Orman was luckily afforded mentors after he graduated high school in the early 1960′s. He took acting, singing and dancing lessons. He did summer stock theater, and joined a troupe– Free Southern Theater– that presented civil-rights related shows in the Deep South. However, jealousy among this and other acting groups generated competition rather than cooperation in the black theater community. Marijuana and cocaine also added to their problems.

The author started playing the character, “Gordon” on Sesame Street in 1974. The TV show had an anomalous shooting schedule, so its cast and crew were permitted to do other projects in the long off-season. Orman made extra money by making celebrity appearances via the American Program Bureau and later, Paul Jacob Productions. He was easily recognized by viewers as Gordon, but since Sesame Street is a children’s show with a mix of puppets and humans of all ages, the names of its performers are neither as well known nor is their acting as talked about as those of a long-running hit show comprised of adults.

Read the book to learn of the historical reference points in Orman’s life, in his quest for self-discovery and artistic growth, that he wants to “… pass along to my children and their fellow ‘hip-hop-generation-Xers.’ “

Tomorrow You Go Home

Sunday, August 23rd, 2015

The Book of the Week is “Tomorrow You Go Home” by Tig Hague, published in 2008. This is the suspenseful story of how Russian authorities severely punished an Englishman for a minor indiscretion in the summer of 2003.
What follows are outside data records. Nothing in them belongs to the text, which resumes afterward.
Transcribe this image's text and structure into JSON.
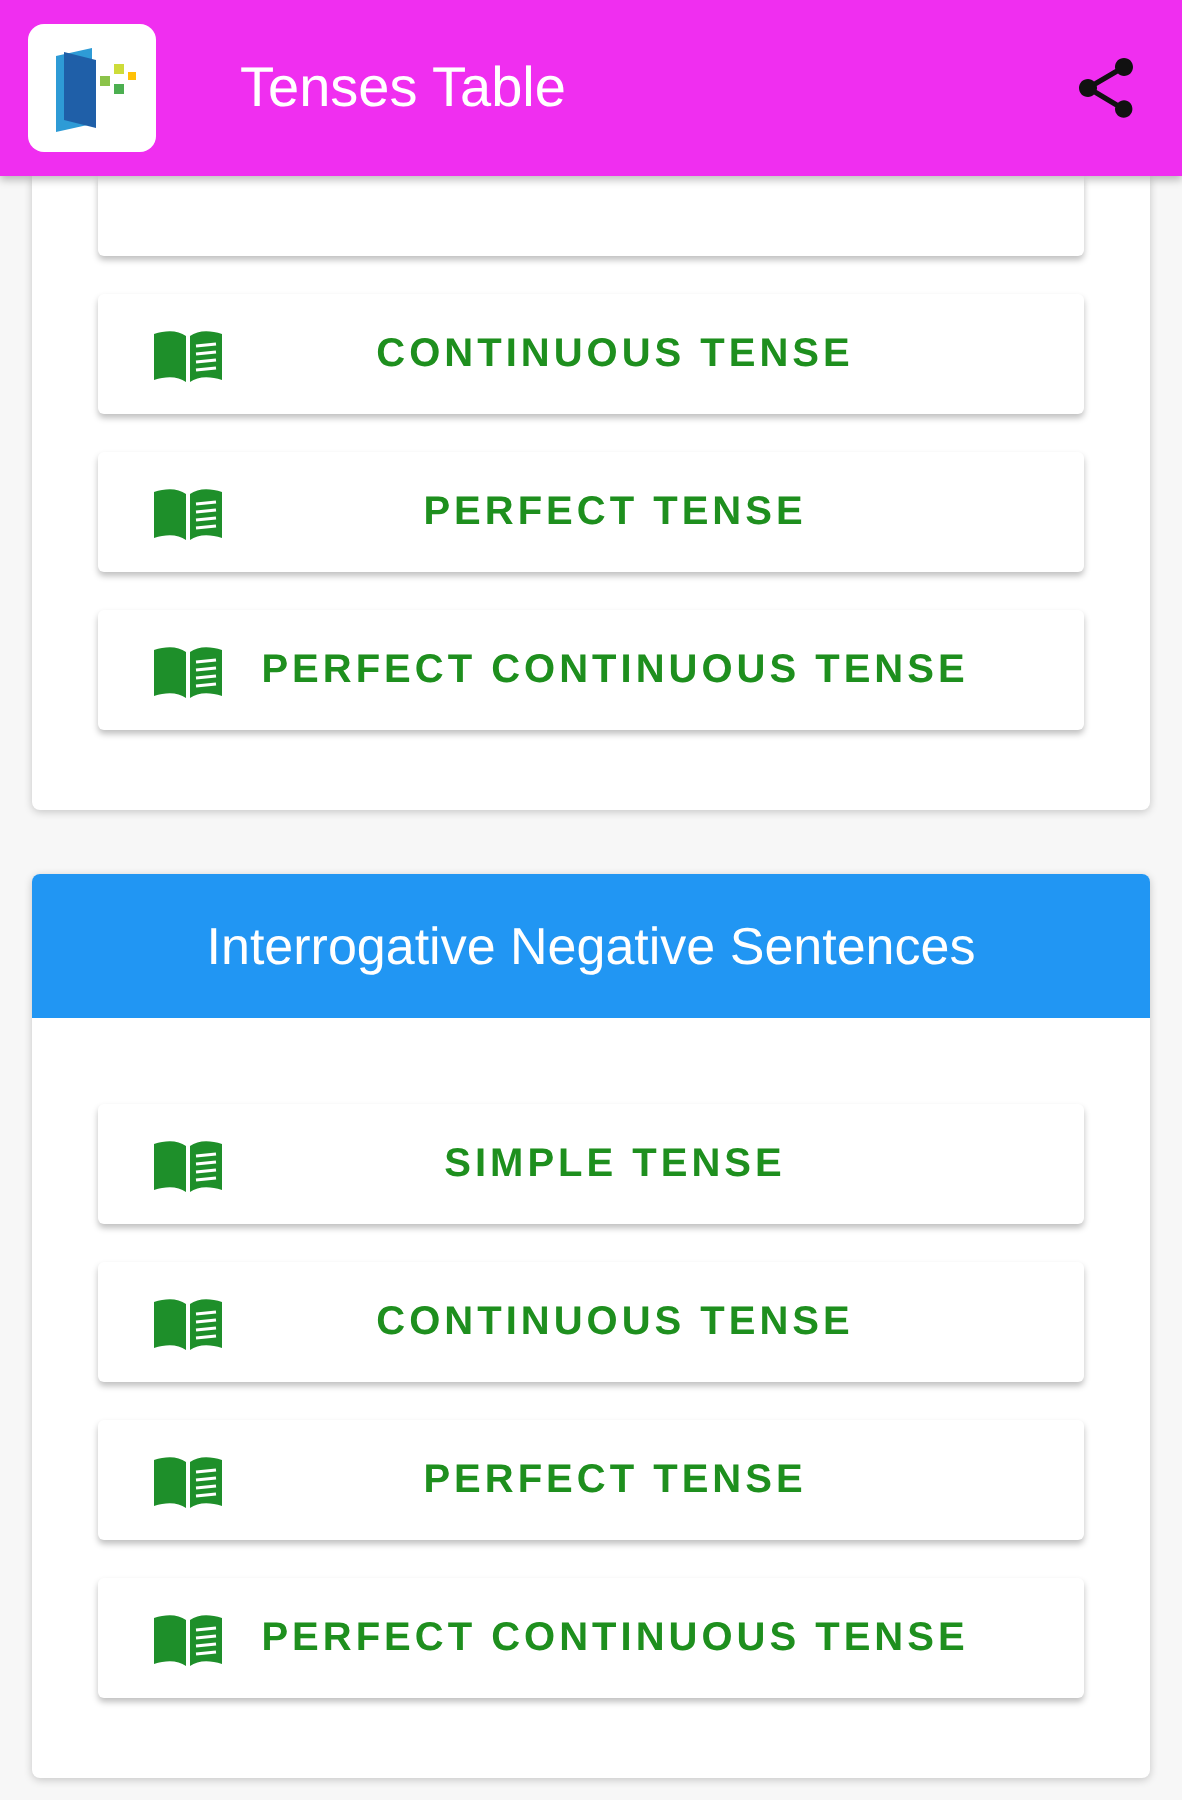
{
  "app_bar": {
    "title": "Tenses Table"
  },
  "sections": [
    {
      "buttons": [
        {
          "kind": "stub"
        },
        {
          "kind": "full",
          "label": "CONTINUOUS TENSE"
        },
        {
          "kind": "full",
          "label": "PERFECT TENSE"
        },
        {
          "kind": "full",
          "label": "PERFECT CONTINUOUS TENSE"
        }
      ]
    },
    {
      "title": "Interrogative Negative Sentences",
      "buttons": [
        {
          "kind": "full",
          "label": "SIMPLE TENSE"
        },
        {
          "kind": "full",
          "label": "CONTINUOUS TENSE"
        },
        {
          "kind": "full",
          "label": "PERFECT TENSE"
        },
        {
          "kind": "full",
          "label": "PERFECT CONTINUOUS TENSE"
        }
      ]
    }
  ]
}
Hague had forgotten he had left a tiny amount of hashish in his jeans pocket before boarding a flight to Moscow. He was detained at the airport. His naivete led to his arrest and imprisonment. He was denied what is, in Western nations, due process. However, he was less deprived than other prisoners because he received care packages from the British Embassy and his family– consisting of noodles, biscuits, cigarettes, coffee, chocolate and warm clothing. The odds were stacked against him at his court hearings. The Russian prison authorities played a petty power game via bribery, to hang onto contraband and inside information from the hapless prisoners– some of whom were there because they had been framed– awaiting release.
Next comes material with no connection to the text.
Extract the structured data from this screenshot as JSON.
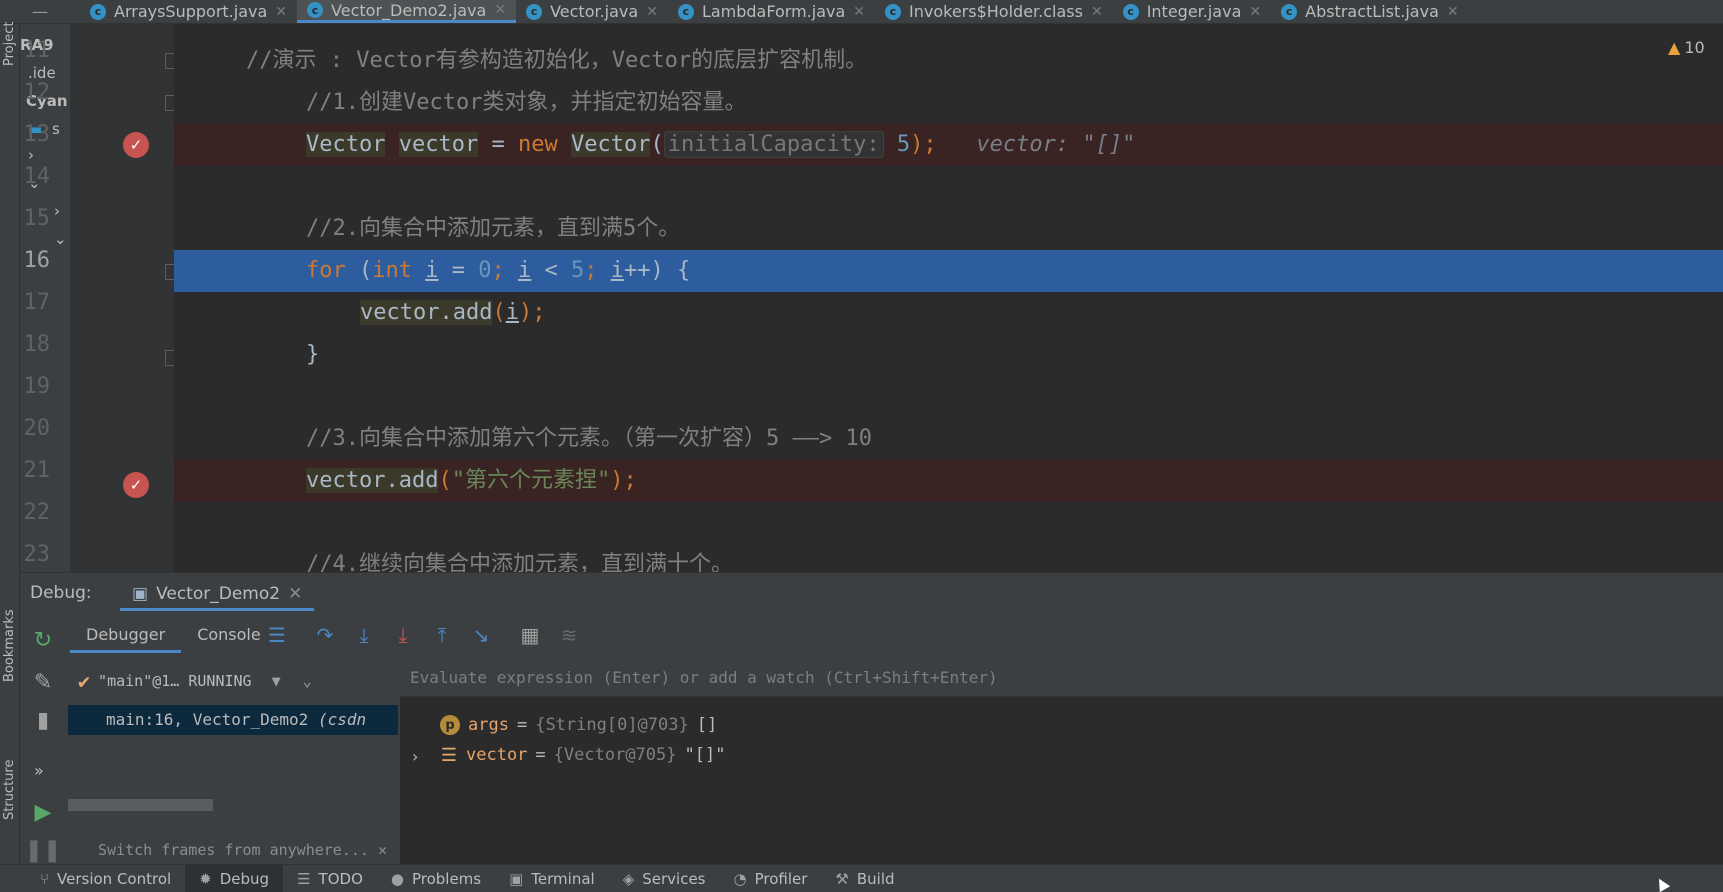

Read the book to learn of Hague’s trials and tribulations, suffered at the hands of a corrupt, arbitrary system.